**TO DO:** Should a line below contain the word "jacket", report it.

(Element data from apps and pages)

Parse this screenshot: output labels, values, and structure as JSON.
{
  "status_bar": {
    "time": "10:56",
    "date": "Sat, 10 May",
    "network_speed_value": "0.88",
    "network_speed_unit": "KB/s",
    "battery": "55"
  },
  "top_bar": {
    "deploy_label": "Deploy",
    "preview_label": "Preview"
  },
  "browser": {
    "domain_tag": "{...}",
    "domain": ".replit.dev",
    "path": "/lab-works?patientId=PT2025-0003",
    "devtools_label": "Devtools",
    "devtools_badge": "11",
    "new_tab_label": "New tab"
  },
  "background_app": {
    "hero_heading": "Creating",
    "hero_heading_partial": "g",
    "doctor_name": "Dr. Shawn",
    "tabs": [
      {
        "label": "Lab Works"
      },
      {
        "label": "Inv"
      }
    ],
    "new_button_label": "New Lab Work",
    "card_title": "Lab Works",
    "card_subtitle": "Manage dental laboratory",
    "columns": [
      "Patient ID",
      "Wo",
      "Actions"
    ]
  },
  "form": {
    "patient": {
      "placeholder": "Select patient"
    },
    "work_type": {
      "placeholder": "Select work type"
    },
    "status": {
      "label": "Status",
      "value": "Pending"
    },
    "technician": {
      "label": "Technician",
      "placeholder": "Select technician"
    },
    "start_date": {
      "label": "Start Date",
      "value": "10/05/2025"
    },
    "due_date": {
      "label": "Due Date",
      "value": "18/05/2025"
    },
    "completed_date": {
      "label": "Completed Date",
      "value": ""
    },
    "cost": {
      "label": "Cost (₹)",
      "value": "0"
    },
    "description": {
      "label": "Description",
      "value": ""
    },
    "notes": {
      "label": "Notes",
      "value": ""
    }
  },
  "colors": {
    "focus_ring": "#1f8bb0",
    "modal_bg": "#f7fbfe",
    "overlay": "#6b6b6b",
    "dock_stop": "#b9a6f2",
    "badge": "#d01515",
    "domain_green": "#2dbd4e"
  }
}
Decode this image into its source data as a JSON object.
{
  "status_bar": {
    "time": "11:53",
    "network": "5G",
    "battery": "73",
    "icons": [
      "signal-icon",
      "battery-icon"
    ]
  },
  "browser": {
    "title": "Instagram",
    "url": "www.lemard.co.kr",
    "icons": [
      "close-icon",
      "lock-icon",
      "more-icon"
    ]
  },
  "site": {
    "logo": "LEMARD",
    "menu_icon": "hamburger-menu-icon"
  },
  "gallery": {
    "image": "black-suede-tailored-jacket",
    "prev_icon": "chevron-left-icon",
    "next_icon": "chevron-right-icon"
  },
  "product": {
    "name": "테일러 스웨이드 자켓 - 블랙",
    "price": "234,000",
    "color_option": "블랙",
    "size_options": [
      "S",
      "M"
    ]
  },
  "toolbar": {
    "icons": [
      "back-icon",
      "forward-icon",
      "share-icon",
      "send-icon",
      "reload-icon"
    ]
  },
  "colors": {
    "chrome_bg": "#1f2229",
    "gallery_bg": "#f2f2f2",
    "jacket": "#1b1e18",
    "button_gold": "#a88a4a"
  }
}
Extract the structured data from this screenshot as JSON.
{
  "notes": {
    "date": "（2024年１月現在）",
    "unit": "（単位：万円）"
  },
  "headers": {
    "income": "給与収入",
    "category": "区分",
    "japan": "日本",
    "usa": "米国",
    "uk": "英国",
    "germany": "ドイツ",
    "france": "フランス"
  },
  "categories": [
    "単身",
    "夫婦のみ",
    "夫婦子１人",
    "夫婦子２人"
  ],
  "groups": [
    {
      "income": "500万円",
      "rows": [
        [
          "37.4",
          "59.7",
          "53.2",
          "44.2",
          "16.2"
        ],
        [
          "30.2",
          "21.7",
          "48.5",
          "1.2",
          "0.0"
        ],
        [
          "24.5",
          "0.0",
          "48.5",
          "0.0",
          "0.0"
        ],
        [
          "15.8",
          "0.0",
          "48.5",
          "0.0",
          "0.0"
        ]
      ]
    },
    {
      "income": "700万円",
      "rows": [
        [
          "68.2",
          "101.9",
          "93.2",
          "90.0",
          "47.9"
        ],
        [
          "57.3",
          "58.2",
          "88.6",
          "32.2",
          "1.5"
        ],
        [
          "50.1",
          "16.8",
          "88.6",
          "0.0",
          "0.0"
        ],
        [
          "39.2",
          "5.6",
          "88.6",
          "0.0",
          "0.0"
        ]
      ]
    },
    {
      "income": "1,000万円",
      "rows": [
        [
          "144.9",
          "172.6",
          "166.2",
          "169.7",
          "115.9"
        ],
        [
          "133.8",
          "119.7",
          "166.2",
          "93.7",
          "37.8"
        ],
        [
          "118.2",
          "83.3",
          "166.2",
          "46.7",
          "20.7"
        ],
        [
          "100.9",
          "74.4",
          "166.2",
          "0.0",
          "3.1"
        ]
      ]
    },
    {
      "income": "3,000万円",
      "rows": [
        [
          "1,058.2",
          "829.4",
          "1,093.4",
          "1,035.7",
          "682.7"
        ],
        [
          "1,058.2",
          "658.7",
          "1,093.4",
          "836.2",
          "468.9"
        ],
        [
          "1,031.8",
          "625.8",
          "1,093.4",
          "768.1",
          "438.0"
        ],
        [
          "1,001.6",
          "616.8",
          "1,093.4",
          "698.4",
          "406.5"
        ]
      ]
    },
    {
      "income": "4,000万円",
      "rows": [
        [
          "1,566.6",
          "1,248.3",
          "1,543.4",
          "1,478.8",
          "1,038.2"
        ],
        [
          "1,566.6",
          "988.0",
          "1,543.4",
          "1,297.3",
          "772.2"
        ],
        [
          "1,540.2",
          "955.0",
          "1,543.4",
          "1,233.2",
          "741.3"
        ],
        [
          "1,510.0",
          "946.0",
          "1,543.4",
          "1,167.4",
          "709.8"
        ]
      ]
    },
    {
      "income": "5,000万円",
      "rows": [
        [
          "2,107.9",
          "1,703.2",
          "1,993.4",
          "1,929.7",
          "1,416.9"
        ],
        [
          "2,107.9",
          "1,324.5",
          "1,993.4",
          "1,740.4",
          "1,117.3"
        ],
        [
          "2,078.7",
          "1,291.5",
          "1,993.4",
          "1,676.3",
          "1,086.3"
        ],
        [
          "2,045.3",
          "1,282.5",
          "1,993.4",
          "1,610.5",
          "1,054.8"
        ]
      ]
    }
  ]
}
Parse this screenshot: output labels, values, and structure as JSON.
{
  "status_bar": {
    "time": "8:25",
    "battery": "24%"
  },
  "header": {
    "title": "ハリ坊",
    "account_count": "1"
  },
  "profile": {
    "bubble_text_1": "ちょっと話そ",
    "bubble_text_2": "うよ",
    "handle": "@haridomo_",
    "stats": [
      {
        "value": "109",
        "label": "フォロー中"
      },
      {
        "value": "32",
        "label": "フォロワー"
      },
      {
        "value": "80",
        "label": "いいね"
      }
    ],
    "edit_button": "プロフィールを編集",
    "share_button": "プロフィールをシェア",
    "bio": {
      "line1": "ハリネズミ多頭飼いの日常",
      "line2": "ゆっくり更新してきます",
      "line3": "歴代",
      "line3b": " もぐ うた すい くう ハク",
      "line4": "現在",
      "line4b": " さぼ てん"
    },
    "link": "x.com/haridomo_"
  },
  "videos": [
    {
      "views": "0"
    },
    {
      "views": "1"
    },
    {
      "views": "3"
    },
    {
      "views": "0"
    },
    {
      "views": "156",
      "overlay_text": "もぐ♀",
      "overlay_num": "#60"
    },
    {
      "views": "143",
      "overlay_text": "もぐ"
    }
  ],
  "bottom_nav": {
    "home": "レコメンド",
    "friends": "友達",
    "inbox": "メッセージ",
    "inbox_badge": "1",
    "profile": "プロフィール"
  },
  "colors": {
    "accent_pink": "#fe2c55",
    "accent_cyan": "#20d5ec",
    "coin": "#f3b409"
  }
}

**WRITTEN RESPONSE:**
    "image": "black-suede-tailored-jacket",
    "jacket": "#1b1e18",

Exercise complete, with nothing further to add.